> **Required work**:
Every line of the data is to be reproduced exactly.

*-*-*

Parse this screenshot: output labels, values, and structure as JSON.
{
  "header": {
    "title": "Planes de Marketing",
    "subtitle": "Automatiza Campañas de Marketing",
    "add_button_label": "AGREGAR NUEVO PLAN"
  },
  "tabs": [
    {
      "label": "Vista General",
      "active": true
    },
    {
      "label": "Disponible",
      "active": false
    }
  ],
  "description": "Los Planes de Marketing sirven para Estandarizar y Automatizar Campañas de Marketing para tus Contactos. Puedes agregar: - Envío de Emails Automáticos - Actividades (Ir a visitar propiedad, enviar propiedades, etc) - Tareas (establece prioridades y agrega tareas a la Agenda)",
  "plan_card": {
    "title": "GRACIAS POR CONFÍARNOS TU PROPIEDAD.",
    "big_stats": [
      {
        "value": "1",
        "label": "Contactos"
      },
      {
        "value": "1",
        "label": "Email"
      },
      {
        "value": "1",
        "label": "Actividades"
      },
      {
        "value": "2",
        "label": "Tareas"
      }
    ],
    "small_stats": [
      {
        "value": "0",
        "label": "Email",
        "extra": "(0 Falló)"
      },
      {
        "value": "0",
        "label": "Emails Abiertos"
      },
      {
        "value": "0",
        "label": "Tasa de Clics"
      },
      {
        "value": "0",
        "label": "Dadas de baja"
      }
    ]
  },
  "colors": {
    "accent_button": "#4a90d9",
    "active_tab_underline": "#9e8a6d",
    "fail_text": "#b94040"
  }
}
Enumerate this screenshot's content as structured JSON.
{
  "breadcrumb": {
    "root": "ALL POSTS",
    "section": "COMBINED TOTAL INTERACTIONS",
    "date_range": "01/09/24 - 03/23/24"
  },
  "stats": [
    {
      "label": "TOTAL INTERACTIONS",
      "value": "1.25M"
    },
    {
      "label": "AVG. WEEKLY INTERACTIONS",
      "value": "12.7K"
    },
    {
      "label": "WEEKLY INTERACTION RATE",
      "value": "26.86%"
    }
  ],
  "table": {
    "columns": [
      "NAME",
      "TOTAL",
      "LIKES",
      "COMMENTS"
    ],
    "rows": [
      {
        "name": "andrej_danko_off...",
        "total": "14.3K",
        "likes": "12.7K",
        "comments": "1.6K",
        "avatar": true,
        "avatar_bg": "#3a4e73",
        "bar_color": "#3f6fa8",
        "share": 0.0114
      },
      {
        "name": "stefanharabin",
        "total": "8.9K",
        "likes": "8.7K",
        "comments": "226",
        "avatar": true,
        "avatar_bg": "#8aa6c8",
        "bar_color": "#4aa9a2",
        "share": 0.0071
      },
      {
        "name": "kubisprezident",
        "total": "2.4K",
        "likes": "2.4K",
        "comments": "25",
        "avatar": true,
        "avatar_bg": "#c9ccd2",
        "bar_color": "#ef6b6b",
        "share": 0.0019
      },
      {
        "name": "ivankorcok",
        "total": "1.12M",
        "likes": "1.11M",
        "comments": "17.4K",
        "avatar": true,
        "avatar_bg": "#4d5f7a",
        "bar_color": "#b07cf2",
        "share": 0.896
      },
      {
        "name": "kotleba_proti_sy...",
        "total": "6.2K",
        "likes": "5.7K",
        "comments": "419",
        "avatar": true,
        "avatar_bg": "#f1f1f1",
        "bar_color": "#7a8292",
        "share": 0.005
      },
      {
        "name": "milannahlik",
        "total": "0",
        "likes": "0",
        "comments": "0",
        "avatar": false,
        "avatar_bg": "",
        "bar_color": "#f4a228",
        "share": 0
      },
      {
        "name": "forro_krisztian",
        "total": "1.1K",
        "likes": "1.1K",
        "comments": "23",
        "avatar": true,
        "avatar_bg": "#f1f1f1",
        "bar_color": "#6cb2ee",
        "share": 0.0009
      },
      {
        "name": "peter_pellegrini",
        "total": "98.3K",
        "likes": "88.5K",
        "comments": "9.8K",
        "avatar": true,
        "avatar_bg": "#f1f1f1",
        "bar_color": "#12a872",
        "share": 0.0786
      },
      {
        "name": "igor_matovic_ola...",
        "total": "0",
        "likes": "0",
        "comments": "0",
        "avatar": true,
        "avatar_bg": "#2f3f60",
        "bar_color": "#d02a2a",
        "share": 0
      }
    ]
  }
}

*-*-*

> **Answer space**:
Parse this screenshot: output labels, values, and structure as JSON.
{
  "header": {
    "title": "Planes de Marketing",
    "subtitle": "Automatiza Campañas de Marketing",
    "add_button_label": "AGREGAR NUEVO PLAN"
  },
  "tabs": [
    {
      "label": "Vista General",
      "active": true
    },
    {
      "label": "Disponible",
      "active": false
    }
  ],
  "description": "Los Planes de Marketing sirven para Estandarizar y Automatizar Campañas de Marketing para tus Contactos. Puedes agregar: - Envío de Emails Automáticos - Actividades (Ir a visitar propiedad, enviar propiedades, etc) - Tareas (establece prioridades y agrega tareas a la Agenda)",
  "plan_card": {
    "title": "GRACIAS POR CONFÍARNOS TU PROPIEDAD.",
    "big_stats": [
      {
        "value": "1",
        "label": "Contactos"
      },
      {
        "value": "1",
        "label": "Email"
      },
      {
        "value": "1",
        "label": "Actividades"
      },
      {
        "value": "2",
        "label": "Tareas"
      }
    ],
    "small_stats": [
      {
        "value": "0",
        "label": "Email",
        "extra": "(0 Falló)"
      },
      {
        "value": "0",
        "label": "Emails Abiertos"
      },
      {
        "value": "0",
        "label": "Tasa de Clics"
      },
      {
        "value": "0",
        "label": "Dadas de baja"
      }
    ]
  },
  "colors": {
    "accent_button": "#4a90d9",
    "active_tab_underline": "#9e8a6d",
    "fail_text": "#b94040"
  }
}
Enumerate this screenshot's content as structured JSON.
{
  "breadcrumb": {
    "root": "ALL POSTS",
    "section": "COMBINED TOTAL INTERACTIONS",
    "date_range": "01/09/24 - 03/23/24"
  },
  "stats": [
    {
      "label": "TOTAL INTERACTIONS",
      "value": "1.25M"
    },
    {
      "label": "AVG. WEEKLY INTERACTIONS",
      "value": "12.7K"
    },
    {
      "label": "WEEKLY INTERACTION RATE",
      "value": "26.86%"
    }
  ],
  "table": {
    "columns": [
      "NAME",
      "TOTAL",
      "LIKES",
      "COMMENTS"
    ],
    "rows": [
      {
        "name": "andrej_danko_off...",
        "total": "14.3K",
        "likes": "12.7K",
        "comments": "1.6K",
        "avatar": true,
        "avatar_bg": "#3a4e73",
        "bar_color": "#3f6fa8",
        "share": 0.0114
      },
      {
        "name": "stefanharabin",
        "total": "8.9K",
        "likes": "8.7K",
        "comments": "226",
        "avatar": true,
        "avatar_bg": "#8aa6c8",
        "bar_color": "#4aa9a2",
        "share": 0.0071
      },
      {
        "name": "kubisprezident",
        "total": "2.4K",
        "likes": "2.4K",
        "comments": "25",
        "avatar": true,
        "avatar_bg": "#c9ccd2",
        "bar_color": "#ef6b6b",
        "share": 0.0019
      },
      {
        "name": "ivankorcok",
        "total": "1.12M",
        "likes": "1.11M",
        "comments": "17.4K",
        "avatar": true,
        "avatar_bg": "#4d5f7a",
        "bar_color": "#b07cf2",
        "share": 0.896
      },
      {
        "name": "kotleba_proti_sy...",
        "total": "6.2K",
        "likes": "5.7K",
        "comments": "419",
        "avatar": true,
        "avatar_bg": "#f1f1f1",
        "bar_color": "#7a8292",
        "share": 0.005
      },
      {
        "name": "milannahlik",
        "total": "0",
        "likes": "0",
        "comments": "0",
        "avatar": false,
        "avatar_bg": "",
        "bar_color": "#f4a228",
        "share": 0
      },
      {
        "name": "forro_krisztian",
        "total": "1.1K",
        "likes": "1.1K",
        "comments": "23",
        "avatar": true,
        "avatar_bg": "#f1f1f1",
        "bar_color": "#6cb2ee",
        "share": 0.0009
      },
      {
        "name": "peter_pellegrini",
        "total": "98.3K",
        "likes": "88.5K",
        "comments": "9.8K",
        "avatar": true,
        "avatar_bg": "#f1f1f1",
        "bar_color": "#12a872",
        "share": 0.0786
      },
      {
        "name": "igor_matovic_ola...",
        "total": "0",
        "likes": "0",
        "comments": "0",
        "avatar": true,
        "avatar_bg": "#2f3f60",
        "bar_color": "#d02a2a",
        "share": 0
      }
    ]
  }
}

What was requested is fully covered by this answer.